  • Summative essays remain a central component of assessment in history, due to the integrative high-order skills they develop. Essays allow students the opportunity to recognise, represent and critically reflect upon ideas, concepts and problems; students can demonstrate awareness of, and the ability to use and evaluate, a diverse range of resources and identify, represent and debate a range of subject-specific issues and opinions. Through the essay, students can synthesise information, adopt critical appraisals and develop reasoned argument based on individual research; they should be able to communicate ideas in writing, with clarity and coherence; and to show the ability to integrate and critically assess material from a wide range of sources;
  • Assessment of Primary Source Handling Students are assessed on their understanding of original primary sources, usually in print, their character varying according to the nature of the subject, and the students' ability to bring that knowledge to bear on 'cutting edge' research-based monographs and articles. Students are given the opportunity to discuss and articulate an understanding of changing interpretations and approaches to historical problems, drawing evidence from a body of primary source materials. Students are required to demonstrate skills associated with the evaluation of a variety of primary source materials, using documentary analysis for a critical assessment of existing historical interpretations.

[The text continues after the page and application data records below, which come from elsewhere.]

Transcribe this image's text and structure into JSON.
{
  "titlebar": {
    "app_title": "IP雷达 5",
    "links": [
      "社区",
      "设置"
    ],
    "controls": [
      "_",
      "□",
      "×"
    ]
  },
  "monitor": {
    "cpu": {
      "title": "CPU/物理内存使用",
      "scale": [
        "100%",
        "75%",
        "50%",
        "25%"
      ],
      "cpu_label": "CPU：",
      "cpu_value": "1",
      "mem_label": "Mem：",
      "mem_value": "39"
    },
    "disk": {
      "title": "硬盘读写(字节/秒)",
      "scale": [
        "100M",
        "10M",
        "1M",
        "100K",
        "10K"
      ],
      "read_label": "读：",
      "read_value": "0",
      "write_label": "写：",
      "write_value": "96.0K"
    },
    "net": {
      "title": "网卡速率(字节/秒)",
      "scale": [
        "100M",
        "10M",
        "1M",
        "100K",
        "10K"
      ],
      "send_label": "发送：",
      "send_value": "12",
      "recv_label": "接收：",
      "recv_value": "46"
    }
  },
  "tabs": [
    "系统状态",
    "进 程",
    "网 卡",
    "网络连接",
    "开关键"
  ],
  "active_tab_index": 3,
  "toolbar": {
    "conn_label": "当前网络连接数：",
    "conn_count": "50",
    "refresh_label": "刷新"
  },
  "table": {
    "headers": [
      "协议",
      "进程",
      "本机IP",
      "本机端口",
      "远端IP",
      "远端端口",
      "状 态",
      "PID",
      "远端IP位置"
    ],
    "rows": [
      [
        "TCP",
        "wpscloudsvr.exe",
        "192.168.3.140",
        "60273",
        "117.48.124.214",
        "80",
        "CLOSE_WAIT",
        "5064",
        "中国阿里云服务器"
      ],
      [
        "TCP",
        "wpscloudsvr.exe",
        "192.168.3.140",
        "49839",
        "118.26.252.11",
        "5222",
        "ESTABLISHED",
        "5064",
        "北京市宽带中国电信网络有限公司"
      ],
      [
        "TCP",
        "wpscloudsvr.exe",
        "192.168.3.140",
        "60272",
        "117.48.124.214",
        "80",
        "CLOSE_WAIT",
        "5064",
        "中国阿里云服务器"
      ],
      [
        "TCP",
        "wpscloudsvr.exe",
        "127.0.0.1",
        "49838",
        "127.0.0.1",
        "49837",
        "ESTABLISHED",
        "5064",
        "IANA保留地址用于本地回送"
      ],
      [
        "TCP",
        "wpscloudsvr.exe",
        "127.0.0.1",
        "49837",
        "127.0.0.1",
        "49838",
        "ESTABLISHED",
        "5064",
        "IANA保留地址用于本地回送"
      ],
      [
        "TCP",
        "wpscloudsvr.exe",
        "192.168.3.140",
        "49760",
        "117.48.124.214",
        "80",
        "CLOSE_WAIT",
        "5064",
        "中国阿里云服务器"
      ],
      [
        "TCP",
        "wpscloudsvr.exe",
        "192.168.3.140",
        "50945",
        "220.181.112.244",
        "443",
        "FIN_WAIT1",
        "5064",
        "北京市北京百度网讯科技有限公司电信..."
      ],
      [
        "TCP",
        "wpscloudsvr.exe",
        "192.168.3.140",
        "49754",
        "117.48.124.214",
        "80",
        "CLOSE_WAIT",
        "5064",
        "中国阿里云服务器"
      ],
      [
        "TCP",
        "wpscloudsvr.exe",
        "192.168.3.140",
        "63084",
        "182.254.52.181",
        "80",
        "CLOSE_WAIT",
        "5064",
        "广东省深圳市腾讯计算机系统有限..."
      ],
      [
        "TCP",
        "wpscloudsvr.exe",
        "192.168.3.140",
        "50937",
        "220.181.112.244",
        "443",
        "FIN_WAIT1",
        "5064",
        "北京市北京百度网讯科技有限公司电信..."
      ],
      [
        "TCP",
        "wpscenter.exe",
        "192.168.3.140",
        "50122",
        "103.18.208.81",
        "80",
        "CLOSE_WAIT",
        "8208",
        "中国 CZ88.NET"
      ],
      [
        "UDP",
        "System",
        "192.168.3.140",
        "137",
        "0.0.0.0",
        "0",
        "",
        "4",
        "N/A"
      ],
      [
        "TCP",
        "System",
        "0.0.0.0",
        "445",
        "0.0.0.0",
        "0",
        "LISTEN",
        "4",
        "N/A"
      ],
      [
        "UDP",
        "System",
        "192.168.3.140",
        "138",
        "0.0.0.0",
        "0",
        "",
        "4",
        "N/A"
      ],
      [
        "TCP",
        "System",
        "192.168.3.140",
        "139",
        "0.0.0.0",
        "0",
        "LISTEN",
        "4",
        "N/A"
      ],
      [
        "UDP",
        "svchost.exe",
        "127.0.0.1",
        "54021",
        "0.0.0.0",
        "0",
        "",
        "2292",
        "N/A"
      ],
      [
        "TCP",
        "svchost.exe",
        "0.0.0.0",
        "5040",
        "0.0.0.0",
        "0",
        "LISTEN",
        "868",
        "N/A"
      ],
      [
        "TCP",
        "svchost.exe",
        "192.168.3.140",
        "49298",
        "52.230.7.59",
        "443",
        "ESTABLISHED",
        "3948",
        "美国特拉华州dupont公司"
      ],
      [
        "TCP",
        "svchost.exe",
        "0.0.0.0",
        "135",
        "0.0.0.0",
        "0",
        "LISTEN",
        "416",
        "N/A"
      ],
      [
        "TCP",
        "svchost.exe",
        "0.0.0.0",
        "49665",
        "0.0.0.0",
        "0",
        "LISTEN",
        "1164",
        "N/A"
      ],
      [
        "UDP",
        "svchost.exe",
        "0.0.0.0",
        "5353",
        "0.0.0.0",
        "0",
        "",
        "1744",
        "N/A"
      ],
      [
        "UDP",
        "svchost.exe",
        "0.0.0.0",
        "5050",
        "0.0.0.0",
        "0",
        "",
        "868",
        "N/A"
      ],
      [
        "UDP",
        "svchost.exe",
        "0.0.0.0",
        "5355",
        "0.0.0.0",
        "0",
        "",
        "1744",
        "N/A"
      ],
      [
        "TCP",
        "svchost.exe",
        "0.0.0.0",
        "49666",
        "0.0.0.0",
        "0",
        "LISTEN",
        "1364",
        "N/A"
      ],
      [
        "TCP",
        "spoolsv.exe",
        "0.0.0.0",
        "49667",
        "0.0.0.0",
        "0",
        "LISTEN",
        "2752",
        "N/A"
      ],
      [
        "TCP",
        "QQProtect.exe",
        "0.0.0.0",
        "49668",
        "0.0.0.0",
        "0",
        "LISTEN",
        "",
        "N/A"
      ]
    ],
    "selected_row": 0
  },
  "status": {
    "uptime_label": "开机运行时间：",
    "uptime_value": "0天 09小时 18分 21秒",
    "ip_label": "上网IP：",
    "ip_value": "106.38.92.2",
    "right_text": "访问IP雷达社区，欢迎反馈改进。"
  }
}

Teaching Methods and Learning Hours

Activity Number Frequency Duration Total/Hours
Seminars 19 Weekly in Terms 1 & 2 3 hours 57
Revision Sessions 1 Revision 2 hours 2
Preparation & Reading 541
Total 600

Summative Assessment

Component: Coursework Component Weighting: 60%
Element Length / duration Element Weighting Resit Opportunity
Essay 1 3,000 words, not including footnotes and bibliography 34%
Essay 2 3,000 words, not including footnotes and bibliography 34%
Source Analyses 3,000 words, not including footnotes and bibliography 32%
Component: Examination % Component Weighting: 40%
Element %
Seen open book examination 3 hours % 100%

Formative Assessment:

One formative essay of not more than 2,500 words (not including footnotes and bibliography); preparation to participate in seminar and tutorials; at least one oral presentation, and practice source/gobbet work.

Attendance at all activities marked with this symbol will be monitored. Students who fail to attend these activities, or to complete the summative or formative assessment specified above, will be subject to the procedures defined in the University's General Regulation V, and may be required to leave the University